By State Representative, Leon D. Young
Last week, the city of Seattle made big national news.
The city’s nine-member Council voted unanimously to raise the local minimum wage to $15 an hour.
This is more than double the federal minimum, and pushes Seattle to the forefront of urban efforts to address income inequality.
Public opinion polls show that a minimum wage hike has broad support.
In fact, two-thirds of Americans support raising the minimum wage to $10.10, according to a CBS News/New York Times poll conducted in February.
The poll found that 62 percent of independents and 86 percent of Democrats supported such an increase, while 54 percent of Republicans surveyed said they opposed it.
Surprisingly, there now appears to be growing support for raising the minimum wage, granted from some rather unlikely sources.
The 2012 Republican contender for the White House, Mitt Romney, has gone on record as having advocated that “Republicans should hike the minimum wage.”
Romney has voiced similar ideas in the past, saying on the campaign trail in 2012 that he thought the minimum wage should be indexed to inflation so that it automatically rises with inflation.
While other 2012 presidential contenders, former Minnesota Governor Tim Pawlenty and ex-Sen. Rick Santorum of Pennsylvania, have also indicated that they supported a smaller minimum wage increase.
Romney, Santorum and Pawlenty say that by refusing to publicly advocate a minimum wage increase, congressional Republicans are ceding the national dialogue to Democrats on an issue that consistently draws majority support in polls.
Minimum wage employers, like McDonald’s and Walmart, have long contended that raising the minimum wage would “absolutely” kill jobs and hurt businesses.
There is little evidence, however, that raising the minimum wage kills jobs.
Many studies have shown that raising the wage doesn’t have a negative impact on job growth.
In fact, it can actually help businesses by raising productivity, lowering turnover, and increasing demand for products from workers with more money in their pockets.
An analysis of state minimum wage increases found that those with a raise had above average job growth.

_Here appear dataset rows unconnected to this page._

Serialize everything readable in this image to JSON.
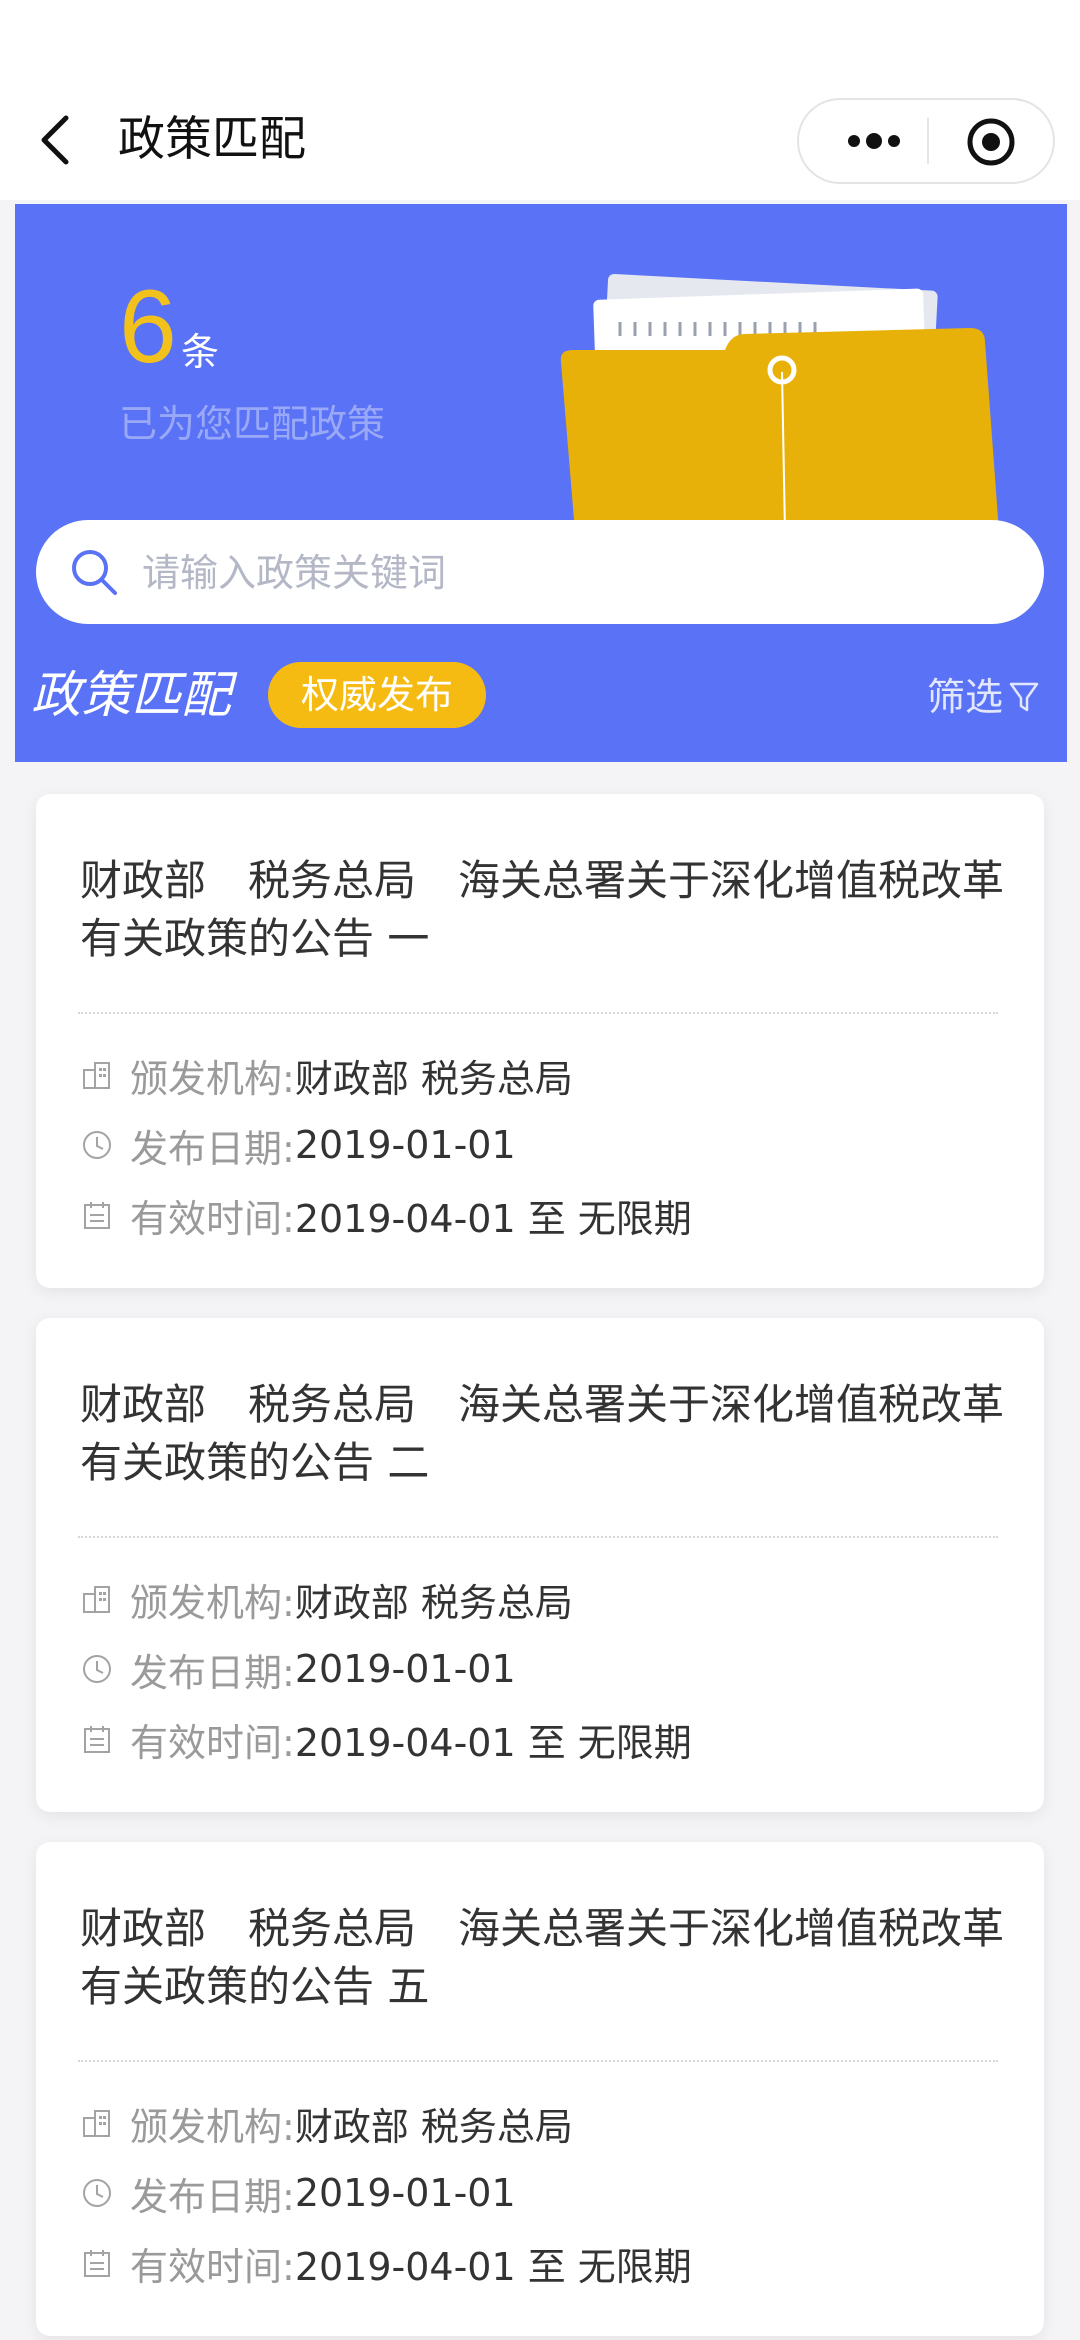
{
  "nav": {
    "title": "政策匹配"
  },
  "summary": {
    "count": "6",
    "unit": "条",
    "desc": "已为您匹配政策"
  },
  "search": {
    "placeholder": "请输入政策关键词"
  },
  "section": {
    "title": "政策匹配",
    "badge": "权威发布",
    "filter_label": "筛选"
  },
  "labels": {
    "issuer": "颁发机构:",
    "date": "发布日期:",
    "valid": "有效时间:"
  },
  "policies": [
    {
      "title": "财政部　税务总局　海关总署关于深化增值税改革有关政策的公告 一",
      "issuer": "财政部 税务总局",
      "date": "2019-01-01",
      "valid": "2019-04-01 至 无限期"
    },
    {
      "title": "财政部　税务总局　海关总署关于深化增值税改革有关政策的公告 二",
      "issuer": "财政部 税务总局",
      "date": "2019-01-01",
      "valid": "2019-04-01 至 无限期"
    },
    {
      "title": "财政部　税务总局　海关总署关于深化增值税改革有关政策的公告 五",
      "issuer": "财政部 税务总局",
      "date": "2019-01-01",
      "valid": "2019-04-01 至 无限期"
    }
  ],
  "colors": {
    "banner": "#5a73f6",
    "accent_yellow": "#f5bb12",
    "count_yellow": "#f3c11b"
  }
}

There are also real-life examples of companies that manage to pay higher wages and stay in business.
In the fast food sector, the In-N-Out burger chain starts employees at $10.50 an hour. At Dicks Drive-In in Seattle, workers start at $10 per hour. Moo Cluck Moo, a burger chain in Detroit, pays $12 an hour.
In retail, Walmart competitor Costco pays $21.96 an hour on average, while Idaho-based WinCo pays more than $11 an hour with good benefits while beating Walmart prices.
In truth, every time the minimum wage is raised the economy does better universally.
As I have said on more than one occasion, raising the minimum wage is a “no-brainer.”
Municipalities and states around the country should follow Seattle’s lead.
Truth be told, if the minimum wage had tracked workers’ rising productivity, the current minimum wage would be closer to $22 an hour.